Tuesday, December 27, 2016

The Princess is Dead

4:35 p.m. Tuesday, Dec. 27, 2016

"Shame is not something I aspire to."

Carrie Fisher said this in Sept. 2016.  
Carrie Fisher said a lot of things.
She was not a bullshitter
And it freed her.

As I was scrolling through my online friends' posts last night, I came across a post from someone who posted about her sobriety anonymously.  
Someone she knew had found her social media account and started following it...and she was freaking out. 
I get that.
I really do.
She was trying to decide whether to shut down her account completely, keep posting and being honest, or what?  

"post from someone who posted..." oh brother.

Sorry, English teacher disease wants me to go back and edit but I shall forge ahead through my 30 minute commitment to myself.


I don't share everything with everybody.
And this is exactly what I told her.
Each person has to decide what she is comfortable sharing and when. 
I don't think that's a decision anyone can or should make for someone else.

This journey...mental health...addiction...is a personal one.  So far I don't believe that there is a textbook version of the illness or recovery.  
Some people say we should share everything to help others.  And I see that point.  I do.
Which is why most of us in this galaxy far away choose to post somewhat publicly to begin with.
But the structure of that is shaped differently by the person on that journey...and should be.
Our sobriety is the most important thing.
Whatever it takes to protect that is what we have to do...
So, while we strive to help others...we can't do that if we don't take care of ourselves. 

I'm still learning.
I was scared to comment to others at first in fear that I would say something "wrong."
But, what if there isn't something wrong.
What if everything we have to say touches someone?
Not everybody.
But someone.
Doesn't that someone need to be reached as well?

Could it be possible that mental illness and addiction are so prevalent today because we try to apply rules...a script...imagine how it would feel to not follow the rules of mental illness...to not fit the characteristics of an addict even though you know you are one.
So now, you're not just messed up...you're really messed up.
You don't even fit the profile of a messed up messed up.


So who do we tell?
Whoever we feel led to tell...whoever we want to tell, however we want to tell it, whenever we want to tell it.
And, then we don't tell it if we don't want to.

It's how I feel anyway.


When it comes down to it, the person is the one who has to come to terms.
The person lives it


My life



  1. Indeed she said it like it is. Sad that she didn't have more time.

    I think the people who are honest and open about their struggles, whatever they may be, perhaps have an easier time dealing with them.
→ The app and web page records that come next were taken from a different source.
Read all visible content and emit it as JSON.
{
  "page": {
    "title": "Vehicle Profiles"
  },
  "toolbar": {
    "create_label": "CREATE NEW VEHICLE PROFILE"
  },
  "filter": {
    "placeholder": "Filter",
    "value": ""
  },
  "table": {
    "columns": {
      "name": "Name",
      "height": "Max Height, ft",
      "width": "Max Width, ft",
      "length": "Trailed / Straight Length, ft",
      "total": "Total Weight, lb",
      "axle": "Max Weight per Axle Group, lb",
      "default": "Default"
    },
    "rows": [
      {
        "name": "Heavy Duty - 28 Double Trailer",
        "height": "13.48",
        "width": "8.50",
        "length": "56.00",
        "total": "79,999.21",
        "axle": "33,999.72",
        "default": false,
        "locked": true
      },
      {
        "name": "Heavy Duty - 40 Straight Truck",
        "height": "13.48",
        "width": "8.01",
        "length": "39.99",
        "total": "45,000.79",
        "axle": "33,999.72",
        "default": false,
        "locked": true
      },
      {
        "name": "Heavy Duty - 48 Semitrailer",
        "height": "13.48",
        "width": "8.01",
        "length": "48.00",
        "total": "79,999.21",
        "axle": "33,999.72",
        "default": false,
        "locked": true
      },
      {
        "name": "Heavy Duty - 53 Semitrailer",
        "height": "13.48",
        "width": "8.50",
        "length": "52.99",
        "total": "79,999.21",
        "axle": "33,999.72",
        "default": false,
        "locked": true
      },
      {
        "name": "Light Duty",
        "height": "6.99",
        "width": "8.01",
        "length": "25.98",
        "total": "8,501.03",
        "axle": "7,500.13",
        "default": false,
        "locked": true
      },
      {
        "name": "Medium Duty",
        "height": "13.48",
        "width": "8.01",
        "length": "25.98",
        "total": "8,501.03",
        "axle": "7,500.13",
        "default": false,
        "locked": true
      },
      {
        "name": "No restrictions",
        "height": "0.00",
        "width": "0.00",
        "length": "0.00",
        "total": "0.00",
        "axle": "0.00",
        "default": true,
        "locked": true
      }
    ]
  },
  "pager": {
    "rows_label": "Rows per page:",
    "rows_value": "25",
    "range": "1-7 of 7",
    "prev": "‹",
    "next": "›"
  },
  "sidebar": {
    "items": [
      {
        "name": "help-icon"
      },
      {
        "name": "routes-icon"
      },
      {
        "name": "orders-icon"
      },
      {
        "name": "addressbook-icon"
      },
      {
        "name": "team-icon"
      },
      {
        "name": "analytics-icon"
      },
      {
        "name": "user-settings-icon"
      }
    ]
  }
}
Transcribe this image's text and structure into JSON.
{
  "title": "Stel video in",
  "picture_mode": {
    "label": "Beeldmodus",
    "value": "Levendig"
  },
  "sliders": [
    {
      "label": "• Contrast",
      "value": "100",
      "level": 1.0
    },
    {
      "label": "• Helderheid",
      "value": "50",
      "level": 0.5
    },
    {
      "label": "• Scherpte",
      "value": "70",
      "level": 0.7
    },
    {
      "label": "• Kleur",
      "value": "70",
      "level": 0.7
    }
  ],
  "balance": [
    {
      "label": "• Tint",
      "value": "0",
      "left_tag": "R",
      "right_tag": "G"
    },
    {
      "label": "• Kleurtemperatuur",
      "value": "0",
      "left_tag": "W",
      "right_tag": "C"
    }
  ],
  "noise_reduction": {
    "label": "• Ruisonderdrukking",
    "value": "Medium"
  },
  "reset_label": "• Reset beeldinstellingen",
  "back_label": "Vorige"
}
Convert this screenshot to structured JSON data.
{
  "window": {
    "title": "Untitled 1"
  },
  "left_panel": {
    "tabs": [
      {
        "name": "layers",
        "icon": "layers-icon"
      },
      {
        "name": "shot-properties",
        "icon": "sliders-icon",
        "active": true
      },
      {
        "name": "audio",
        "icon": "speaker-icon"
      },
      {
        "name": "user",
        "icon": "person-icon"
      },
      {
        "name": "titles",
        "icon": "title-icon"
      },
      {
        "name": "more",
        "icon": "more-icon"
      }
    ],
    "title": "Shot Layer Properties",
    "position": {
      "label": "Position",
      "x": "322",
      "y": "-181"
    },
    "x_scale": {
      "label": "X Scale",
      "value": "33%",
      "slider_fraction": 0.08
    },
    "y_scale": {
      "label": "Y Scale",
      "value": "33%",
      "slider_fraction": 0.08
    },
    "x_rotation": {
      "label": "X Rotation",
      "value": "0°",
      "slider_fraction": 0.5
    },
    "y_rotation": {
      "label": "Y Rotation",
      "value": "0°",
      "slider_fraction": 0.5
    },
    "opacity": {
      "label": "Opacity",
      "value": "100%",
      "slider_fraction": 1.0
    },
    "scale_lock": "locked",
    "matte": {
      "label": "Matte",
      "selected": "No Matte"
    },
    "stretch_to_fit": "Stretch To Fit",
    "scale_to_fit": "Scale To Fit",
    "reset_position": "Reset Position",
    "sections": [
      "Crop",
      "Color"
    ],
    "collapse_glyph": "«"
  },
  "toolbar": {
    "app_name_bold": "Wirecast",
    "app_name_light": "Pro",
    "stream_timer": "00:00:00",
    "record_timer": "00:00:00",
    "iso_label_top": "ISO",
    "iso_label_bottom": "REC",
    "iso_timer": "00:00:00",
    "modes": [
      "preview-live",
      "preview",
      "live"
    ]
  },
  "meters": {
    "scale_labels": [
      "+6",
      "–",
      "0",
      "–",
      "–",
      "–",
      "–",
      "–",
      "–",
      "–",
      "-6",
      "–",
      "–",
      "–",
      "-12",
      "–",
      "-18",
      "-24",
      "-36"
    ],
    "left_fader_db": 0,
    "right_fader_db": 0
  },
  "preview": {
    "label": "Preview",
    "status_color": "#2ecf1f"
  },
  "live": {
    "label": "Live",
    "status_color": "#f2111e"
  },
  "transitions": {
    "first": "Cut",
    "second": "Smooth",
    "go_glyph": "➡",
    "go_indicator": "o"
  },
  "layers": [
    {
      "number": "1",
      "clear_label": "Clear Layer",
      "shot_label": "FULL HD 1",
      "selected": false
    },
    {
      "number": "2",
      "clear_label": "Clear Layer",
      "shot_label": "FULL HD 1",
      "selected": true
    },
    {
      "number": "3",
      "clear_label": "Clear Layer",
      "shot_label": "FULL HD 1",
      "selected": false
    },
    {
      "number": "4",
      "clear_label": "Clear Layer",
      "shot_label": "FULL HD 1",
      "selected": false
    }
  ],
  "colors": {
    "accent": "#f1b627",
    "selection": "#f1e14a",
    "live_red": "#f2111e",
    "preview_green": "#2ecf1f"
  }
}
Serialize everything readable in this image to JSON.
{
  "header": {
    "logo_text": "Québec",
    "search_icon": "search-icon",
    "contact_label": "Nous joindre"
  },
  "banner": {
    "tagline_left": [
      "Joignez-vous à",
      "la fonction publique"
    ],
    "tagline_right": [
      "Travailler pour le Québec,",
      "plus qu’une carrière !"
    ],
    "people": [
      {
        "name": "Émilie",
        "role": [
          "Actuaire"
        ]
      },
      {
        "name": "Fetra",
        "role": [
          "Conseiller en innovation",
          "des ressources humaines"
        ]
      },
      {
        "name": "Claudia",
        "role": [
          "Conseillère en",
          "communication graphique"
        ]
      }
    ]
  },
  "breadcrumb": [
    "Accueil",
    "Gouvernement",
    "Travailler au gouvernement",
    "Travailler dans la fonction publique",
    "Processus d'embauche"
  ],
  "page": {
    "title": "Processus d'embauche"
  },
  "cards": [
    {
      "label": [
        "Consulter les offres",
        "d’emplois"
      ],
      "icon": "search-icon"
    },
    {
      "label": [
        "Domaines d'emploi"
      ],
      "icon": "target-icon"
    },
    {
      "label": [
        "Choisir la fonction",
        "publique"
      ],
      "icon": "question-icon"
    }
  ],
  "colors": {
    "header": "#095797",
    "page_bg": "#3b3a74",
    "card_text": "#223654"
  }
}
When problems are shared, you're no longer alone with them, you can commiserate with others who know your woe and perhaps find solutions and resources you didn't know were out there. I think those that hold it all in suffer most.

    1. I do agree, Karen. It is scary to be inside your own head, struggling, and feeling very alone. Some people know and get it, but there will always be others who don't. There is certainly a freedom associated with telling it all. Then you get to tell it on your own terms, call the shots...I think that's what Carrie Fisher did.